Bart (to Marge, on their new mandatory school attire): These uniforms suck!
Marge (shocked): Bart, where do you pick up words like that?
Homer (on the phone): Yeah, Moe, that team sure did suck last night. They just plain sucked! I’ve seen teams suck before, but they were the suckiest bunch of sucks that ever sucked.
Marge: Homer! Watch your mouth!
Homer (to Moe): I gotta go, my damn weiner kids are listening.
Suckiest bunch of sucks that ever sucked. Any time you use that phrase in conversation, it’s surefire comedy gold.
And let’s not forget the “Treehouse of Horror” installment, which contains the show’s scariest and most visually stunning moments. The middle segment, a send-up of “Nightmare on Elm Street,” is downright terrifying (Groundkeeper Willie strangles Martin to death with his tongue, and turns into the meanest set of bagpipes you’ve ever seen), which may be why it is seldom seen in syndication. The last sequence, “Homer³,” was the show’s big foray into computer graphics, and while it’s not the best written “Treehouse” segment, the shot of a CGI Homer falling into a real-life Los Angeles dumpster is money.
The commentaries are not as riveting as some of the earlier seasons, due mainly to the hilarious David Mirkin stepping down as executive producer and show runner (he still holds court on a few episodes), but new show runners Bill Oakley and “The Estate of” Josh Weinstein find their voices eventually. (One funny line from Weinstein during “Scenes from the Class Struggle in Springfield”: “Here’s the lesson of this episode: stay in your place. Don’t try to rise above your social stature.”) And what the commentaries lack in humor, they more than make up in jaw-dropping trivia bits. During the commentary on “A Fish Called Selma,” Oakley and Weinstein admit that the late Phil Hartman so loved his character Troy McClure that there was talk of making a live action Troy McClure movie. Sure, it probably would have been a dud, but now we’ll never know how good or bad it could have been. Sigh.
Even more tantalizing for the “Simpsons” faithful is the comment in “22 Short Films about Springfield,” where Matt Groening explains that the episode was part of a pitch to create a spinoff series that revolved around the entire city of Springfield, not just the Simpson family. This is the biggest missed opportunity of the two; by removing the pressure on the writers to create a “Bart” episode, or a “Lisa” episode, they open up the Springfield universe to unlimited possibilities. How much fun would the writers – and the voice talent – have exploring the backgrounds to Disco Stu, Crazy Cat Lady, or Super Nintendo Chalmers? Fox had a golden opportunity to get twice as much milk from the cash cow, and they blew it.
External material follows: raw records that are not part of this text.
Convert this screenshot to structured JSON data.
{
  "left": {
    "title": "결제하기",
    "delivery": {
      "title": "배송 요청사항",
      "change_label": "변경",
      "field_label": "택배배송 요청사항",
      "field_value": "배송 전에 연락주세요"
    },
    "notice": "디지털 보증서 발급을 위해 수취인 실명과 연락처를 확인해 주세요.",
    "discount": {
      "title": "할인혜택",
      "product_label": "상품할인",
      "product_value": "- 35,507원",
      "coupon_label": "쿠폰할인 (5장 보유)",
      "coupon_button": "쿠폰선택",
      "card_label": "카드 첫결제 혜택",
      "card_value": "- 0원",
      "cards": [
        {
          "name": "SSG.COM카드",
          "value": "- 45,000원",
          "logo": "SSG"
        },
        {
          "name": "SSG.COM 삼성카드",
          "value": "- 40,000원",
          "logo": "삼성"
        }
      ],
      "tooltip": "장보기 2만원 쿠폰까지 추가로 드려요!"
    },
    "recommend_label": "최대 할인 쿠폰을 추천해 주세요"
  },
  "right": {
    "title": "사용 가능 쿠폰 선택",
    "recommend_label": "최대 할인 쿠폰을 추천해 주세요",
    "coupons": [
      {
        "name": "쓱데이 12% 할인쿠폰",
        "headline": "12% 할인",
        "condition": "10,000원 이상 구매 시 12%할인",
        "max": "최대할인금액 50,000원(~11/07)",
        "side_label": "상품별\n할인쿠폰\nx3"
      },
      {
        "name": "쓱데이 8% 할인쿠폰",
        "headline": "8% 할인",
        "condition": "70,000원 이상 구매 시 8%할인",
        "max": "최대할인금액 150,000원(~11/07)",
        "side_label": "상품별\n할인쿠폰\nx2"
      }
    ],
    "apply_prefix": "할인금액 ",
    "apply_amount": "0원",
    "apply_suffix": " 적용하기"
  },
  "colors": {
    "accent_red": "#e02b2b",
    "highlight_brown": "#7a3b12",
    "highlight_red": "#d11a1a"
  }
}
When I reviewed the fourth season of “The Simpsons,” I said, “There were episodes in the years down the road that rivaled the ones here, but in terms of one season’s worth of work, it doesn’t get any better than this.” Had I done a Google search of just how many incredible episodes were in this season, I would have downplayed my enthusiasm for season four just a tad. Season seven is the gold standard for “Simpsons” seasons, expanding the boundaries of the show in every imaginable way. Even better, this string of good work continued for at least two more years, making Seasons eight and nine just as desirable as this one.